The major benefit of having a will is the ability to determine how and what happens to your property in a way that clearly defines your wishes. If you pass away without a will, also known as “intestate”, the state laws in place determine what happens to all of your property and assets, which is something you likely want to avoid if you want to have a say in how your property is passed on.   

Most everyone should have a will in place, especially if there are multiple parties involved in your estate planning picture and the end of the year is a great time to set up your estate plan before life gets busy again. 

You also need to consider setting up a power of attorney (POA) to ensure your affairs will continue to be managed in the event you become incapcited. You should designate a trusted person to act on your behalf in the event you are unable to do so. 

The type of POA can take different forms, such as being restricted to matters of health care or finances, but it’s important to determine your need for a POA. The process is relatively straightforward by completing a legal document and designating the type of POA whether that be conventional, durable, springing, or medical. 

A durable POA stays in force for the lifetime of the individual unless altered or cancelled and is a popular structure given the low cost and ease of being able to manage someone’s affairs.

It’s also time to review your beneficiary designations for all of your accounts and insurance policies. For example, if you got married recently, does your life insurance policy reflect those changes? If you got a divorce, do your beneficiary designations truly reflect your wishes? 

This is something that is all too often overlooked, but making the changes needed to your beneficiary designations are not only simple, but vital to your overall financial plan. 

It’s also important to take an honest look at all of your insurance coverage toward the end of the year. This includes your property and casualty insurances like homeowners and auto insurance. If you are a working adult with dependents, having the “bare minimum” auto insurance coverage is not going to cut it anymore. 

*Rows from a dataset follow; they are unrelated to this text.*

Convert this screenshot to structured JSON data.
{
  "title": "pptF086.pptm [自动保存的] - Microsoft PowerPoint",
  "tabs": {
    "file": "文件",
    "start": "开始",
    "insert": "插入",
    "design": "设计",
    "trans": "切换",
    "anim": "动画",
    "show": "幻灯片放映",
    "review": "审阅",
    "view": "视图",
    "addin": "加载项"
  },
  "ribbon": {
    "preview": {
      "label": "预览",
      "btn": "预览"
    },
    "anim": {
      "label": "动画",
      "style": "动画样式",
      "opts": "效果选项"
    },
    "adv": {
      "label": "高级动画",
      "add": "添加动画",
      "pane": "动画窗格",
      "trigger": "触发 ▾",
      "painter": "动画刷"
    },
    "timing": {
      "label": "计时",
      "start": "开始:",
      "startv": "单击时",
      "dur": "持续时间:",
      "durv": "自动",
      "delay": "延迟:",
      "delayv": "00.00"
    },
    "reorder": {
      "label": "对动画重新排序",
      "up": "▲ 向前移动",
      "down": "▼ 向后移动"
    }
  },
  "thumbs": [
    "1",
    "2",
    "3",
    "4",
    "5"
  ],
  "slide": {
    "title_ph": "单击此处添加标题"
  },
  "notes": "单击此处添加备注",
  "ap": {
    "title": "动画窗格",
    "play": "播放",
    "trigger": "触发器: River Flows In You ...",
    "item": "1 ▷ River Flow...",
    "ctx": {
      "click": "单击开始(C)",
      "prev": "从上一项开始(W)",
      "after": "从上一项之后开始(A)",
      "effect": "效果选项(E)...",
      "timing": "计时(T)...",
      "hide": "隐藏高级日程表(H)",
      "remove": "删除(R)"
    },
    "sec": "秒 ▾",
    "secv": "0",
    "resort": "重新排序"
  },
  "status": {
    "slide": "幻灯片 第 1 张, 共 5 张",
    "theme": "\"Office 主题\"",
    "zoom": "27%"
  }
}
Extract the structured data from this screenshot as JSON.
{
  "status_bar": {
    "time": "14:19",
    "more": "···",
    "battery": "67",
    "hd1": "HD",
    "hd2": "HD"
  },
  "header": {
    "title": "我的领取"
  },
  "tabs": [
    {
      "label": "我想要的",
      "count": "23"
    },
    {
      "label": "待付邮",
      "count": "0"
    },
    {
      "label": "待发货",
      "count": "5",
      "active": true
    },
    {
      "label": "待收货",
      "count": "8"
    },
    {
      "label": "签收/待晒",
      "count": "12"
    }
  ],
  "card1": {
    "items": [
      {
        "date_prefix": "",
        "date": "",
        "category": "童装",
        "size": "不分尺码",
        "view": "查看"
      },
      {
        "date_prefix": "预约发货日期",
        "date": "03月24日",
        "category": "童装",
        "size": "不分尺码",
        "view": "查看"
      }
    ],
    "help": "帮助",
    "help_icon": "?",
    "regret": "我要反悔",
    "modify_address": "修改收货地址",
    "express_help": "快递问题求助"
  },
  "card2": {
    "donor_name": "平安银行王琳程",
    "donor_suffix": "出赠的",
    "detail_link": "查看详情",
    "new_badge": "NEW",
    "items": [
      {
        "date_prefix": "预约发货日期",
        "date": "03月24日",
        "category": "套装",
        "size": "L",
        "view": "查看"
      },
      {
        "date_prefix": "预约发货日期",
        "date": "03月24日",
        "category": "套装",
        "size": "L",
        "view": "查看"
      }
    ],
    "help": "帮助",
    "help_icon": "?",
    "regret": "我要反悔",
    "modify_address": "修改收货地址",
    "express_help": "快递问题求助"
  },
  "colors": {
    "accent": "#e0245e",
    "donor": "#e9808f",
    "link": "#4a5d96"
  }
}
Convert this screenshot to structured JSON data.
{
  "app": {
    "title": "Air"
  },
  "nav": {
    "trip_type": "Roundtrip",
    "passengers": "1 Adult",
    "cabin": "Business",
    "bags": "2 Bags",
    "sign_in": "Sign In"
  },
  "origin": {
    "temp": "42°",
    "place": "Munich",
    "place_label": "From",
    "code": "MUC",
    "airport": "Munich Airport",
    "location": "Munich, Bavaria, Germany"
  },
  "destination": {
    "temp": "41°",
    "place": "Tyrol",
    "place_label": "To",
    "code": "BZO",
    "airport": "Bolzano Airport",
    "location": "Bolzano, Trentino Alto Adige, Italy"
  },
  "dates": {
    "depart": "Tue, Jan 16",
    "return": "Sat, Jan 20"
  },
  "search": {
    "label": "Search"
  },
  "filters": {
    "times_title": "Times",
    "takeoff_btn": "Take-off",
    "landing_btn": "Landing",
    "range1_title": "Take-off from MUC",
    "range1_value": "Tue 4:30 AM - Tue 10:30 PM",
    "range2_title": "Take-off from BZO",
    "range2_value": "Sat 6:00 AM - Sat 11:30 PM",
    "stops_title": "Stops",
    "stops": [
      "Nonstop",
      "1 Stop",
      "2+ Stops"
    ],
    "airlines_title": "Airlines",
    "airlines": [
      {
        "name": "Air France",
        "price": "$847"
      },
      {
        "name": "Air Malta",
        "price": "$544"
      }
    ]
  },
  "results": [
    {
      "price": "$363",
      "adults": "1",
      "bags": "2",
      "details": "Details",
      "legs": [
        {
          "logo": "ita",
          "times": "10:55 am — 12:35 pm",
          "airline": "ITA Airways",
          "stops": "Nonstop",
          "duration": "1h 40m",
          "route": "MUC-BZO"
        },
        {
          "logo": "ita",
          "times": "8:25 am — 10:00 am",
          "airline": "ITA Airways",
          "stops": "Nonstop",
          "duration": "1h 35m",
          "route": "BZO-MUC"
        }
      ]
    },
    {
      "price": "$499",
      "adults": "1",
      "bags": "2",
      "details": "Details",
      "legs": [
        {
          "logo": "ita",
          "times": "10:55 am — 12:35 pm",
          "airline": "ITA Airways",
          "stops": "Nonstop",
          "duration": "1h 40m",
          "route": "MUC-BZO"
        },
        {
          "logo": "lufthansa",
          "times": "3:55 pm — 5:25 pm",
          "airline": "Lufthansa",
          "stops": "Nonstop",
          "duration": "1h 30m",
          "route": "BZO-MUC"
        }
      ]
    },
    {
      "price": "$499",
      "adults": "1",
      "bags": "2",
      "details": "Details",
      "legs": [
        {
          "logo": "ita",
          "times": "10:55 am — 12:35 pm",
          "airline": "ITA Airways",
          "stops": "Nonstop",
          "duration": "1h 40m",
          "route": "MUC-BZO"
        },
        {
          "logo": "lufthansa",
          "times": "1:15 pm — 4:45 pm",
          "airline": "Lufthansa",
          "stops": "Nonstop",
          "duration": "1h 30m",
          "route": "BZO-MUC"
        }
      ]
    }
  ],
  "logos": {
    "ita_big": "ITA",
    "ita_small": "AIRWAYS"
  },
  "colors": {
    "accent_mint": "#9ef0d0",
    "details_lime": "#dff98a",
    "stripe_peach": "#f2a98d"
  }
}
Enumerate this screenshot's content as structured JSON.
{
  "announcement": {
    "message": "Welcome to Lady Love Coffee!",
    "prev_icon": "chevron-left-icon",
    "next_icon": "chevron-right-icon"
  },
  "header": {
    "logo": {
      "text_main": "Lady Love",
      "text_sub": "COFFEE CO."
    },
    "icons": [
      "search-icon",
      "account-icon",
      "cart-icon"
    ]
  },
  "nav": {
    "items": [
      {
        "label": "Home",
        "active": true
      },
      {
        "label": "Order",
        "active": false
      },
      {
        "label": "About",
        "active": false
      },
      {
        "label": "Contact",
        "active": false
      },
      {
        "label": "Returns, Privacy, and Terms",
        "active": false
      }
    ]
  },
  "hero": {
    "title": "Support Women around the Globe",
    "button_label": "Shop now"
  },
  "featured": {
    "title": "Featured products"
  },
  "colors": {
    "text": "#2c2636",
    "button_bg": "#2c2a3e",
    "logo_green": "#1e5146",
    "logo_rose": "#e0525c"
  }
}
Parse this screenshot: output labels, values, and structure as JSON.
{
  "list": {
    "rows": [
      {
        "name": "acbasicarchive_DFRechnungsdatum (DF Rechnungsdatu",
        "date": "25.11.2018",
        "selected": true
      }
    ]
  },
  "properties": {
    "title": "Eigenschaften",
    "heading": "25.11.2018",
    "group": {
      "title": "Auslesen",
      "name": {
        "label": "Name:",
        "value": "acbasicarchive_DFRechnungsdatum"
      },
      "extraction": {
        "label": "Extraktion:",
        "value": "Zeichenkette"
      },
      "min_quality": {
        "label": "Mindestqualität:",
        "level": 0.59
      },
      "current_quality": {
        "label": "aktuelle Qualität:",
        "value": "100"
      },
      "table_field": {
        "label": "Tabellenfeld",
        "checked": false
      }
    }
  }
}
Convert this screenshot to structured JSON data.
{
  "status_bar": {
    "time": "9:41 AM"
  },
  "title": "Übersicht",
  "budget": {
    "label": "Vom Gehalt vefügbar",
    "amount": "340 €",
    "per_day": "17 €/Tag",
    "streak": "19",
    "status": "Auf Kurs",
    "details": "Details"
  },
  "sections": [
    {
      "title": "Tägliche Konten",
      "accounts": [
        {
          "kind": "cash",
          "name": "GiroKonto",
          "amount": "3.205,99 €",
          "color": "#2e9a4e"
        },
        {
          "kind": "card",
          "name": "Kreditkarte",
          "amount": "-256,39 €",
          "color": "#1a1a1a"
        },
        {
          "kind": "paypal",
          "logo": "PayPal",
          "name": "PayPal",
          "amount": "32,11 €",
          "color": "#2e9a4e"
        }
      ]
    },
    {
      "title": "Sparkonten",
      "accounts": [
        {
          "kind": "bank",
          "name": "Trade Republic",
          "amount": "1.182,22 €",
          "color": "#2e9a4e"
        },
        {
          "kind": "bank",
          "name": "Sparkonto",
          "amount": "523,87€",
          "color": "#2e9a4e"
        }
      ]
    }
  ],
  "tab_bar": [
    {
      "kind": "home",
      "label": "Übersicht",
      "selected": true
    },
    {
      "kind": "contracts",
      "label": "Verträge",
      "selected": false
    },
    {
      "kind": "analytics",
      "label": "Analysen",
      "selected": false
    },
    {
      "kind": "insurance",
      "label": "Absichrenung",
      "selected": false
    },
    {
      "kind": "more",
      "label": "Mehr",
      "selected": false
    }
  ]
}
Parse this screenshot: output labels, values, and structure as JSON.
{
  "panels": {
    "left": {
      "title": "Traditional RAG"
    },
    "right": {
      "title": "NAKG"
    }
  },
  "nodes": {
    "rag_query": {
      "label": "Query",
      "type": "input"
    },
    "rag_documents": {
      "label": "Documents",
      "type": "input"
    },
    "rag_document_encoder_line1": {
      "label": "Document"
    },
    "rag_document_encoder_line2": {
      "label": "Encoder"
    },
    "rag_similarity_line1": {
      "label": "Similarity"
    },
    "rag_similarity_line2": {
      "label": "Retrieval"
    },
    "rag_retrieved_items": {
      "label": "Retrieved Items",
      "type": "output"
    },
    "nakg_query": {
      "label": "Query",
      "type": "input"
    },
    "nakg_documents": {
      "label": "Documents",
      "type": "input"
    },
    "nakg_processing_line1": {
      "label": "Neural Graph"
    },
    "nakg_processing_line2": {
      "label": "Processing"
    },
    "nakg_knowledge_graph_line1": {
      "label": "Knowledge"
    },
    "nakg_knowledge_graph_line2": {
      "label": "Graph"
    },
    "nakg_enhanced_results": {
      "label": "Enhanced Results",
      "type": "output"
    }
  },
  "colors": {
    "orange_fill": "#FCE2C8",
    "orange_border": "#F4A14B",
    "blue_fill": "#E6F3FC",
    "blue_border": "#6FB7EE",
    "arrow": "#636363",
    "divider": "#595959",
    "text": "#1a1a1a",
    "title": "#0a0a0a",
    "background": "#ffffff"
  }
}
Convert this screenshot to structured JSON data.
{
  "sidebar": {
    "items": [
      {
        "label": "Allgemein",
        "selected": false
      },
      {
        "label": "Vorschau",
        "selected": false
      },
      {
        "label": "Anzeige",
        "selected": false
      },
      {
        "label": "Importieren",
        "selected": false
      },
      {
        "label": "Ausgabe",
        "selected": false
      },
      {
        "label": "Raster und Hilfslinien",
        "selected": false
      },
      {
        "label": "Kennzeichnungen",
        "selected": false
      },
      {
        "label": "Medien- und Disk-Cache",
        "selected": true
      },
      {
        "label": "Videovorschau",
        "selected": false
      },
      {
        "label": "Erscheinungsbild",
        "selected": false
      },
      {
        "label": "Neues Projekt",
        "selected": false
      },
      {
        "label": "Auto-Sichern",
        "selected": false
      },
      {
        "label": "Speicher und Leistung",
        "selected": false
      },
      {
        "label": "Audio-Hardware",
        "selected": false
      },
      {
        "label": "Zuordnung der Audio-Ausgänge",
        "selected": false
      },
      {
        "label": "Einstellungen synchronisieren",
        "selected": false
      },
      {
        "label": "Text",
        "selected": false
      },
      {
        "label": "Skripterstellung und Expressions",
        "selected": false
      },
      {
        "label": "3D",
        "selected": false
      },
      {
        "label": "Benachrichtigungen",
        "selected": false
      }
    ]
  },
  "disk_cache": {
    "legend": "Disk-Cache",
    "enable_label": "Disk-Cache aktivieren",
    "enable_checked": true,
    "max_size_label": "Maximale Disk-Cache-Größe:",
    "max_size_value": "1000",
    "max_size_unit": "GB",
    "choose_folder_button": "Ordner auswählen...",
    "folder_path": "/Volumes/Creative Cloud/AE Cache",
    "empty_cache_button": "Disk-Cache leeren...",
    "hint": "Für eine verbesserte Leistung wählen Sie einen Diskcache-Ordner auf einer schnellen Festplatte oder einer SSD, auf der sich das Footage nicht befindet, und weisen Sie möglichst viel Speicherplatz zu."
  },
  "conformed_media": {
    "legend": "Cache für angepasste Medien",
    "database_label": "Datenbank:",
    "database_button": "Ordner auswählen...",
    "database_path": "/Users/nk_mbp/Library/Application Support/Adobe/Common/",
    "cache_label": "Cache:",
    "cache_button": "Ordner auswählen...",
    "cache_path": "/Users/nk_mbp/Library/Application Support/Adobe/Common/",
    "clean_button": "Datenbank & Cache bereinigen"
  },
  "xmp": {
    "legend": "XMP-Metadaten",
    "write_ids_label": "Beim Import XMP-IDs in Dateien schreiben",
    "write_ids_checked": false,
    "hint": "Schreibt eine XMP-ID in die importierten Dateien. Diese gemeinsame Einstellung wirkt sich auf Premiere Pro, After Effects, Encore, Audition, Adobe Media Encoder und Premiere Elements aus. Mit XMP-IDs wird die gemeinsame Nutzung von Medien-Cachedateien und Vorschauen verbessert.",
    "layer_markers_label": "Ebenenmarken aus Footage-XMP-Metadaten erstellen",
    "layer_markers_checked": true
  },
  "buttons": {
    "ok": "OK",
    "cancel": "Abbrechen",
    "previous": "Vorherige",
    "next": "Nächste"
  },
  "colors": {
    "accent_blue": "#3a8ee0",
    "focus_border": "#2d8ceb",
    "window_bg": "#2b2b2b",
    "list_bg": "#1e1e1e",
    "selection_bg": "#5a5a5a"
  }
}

Ask your agent for a couple quotes on increasing your coverage levels. It’s also important to assess your need for disability and life insurance, especially if other people in your household depend on your income. 

Of course, as the year wraps up once again in December, be sure to take advantage of year end deadlines such as contributing to your 401k or employer sponsored retirement plan, selling taxable investments to realize gains or losses, and making any other tax sensitive changers before the 31st. 

 

Summary

The start of the year is a great opportunity to take an honest inventory of your overall financial situation and start making a plan to fill in any gaps. 

Do not hesitate to put a proper financial plan and investment strategy in place. Plan for the emergency, not during the emergency. 

We are here to guide you through any 2022 planning scenarios and make any needed adjustments to your financial plan. 

 

 

Before you take on any investment or retirement strategy, it is vital that you seek out proper investment and tax advice beforehand. Investment performance is never guaranteed and investments may lose some or all of their value. On top of that, there may be severe tax consequences if withdrawals are taken improperly and can have a significant impact on your portfolio and retirement. Although we provide Investment Advice and Personal Financial Planning Services, we at MWM do not provide tax advice and any tax advice should be rendered by a licensed tax professional such as a CPA.

401(k) plan, budgeting, checklist, Financial Foundations, financial independence, Financial Literacy, financial plan, Kenny Senour CFP®, Roth IRA


Kenny Senour, CFP®

I am a Certified Financial Planner™ professional with Millennial Wealth Management, a fee-only registered investment advisor in Colorado. We educate and advise millennials and their families in the Denver and Boulder area, as well as other states virtually. As a millennial, I understand the financial choices our generation is faced with, from navigating your first home purchase or tackling student loans. My mission is to help our generation stop worrying about money.

Copyright Millennial Wealth Management, 2020.